**Excerpts from an interface dataset**
------

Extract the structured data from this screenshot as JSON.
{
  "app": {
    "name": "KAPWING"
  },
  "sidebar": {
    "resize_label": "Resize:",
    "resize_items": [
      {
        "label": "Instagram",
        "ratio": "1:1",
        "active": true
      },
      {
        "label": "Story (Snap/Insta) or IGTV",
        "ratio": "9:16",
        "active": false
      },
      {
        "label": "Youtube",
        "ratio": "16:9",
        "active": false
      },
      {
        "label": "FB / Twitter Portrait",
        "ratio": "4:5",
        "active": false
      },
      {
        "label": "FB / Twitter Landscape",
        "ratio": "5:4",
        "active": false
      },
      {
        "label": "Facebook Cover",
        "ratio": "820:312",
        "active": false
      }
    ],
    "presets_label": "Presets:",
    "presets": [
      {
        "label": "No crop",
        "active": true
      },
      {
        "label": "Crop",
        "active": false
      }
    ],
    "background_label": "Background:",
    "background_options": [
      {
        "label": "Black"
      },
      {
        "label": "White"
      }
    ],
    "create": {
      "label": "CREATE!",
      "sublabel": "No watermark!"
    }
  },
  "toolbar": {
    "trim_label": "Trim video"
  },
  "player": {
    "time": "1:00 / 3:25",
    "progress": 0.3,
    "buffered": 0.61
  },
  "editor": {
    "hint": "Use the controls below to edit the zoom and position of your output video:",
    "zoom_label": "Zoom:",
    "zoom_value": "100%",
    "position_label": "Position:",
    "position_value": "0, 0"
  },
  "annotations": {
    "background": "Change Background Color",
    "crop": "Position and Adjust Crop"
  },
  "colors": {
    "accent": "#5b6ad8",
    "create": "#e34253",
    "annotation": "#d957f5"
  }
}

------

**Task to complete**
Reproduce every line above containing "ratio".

**Task response**
        "ratio": "1:1",
        "ratio": "9:16",
        "ratio": "16:9",
        "ratio": "4:5",
        "ratio": "5:4",
        "ratio": "820:312",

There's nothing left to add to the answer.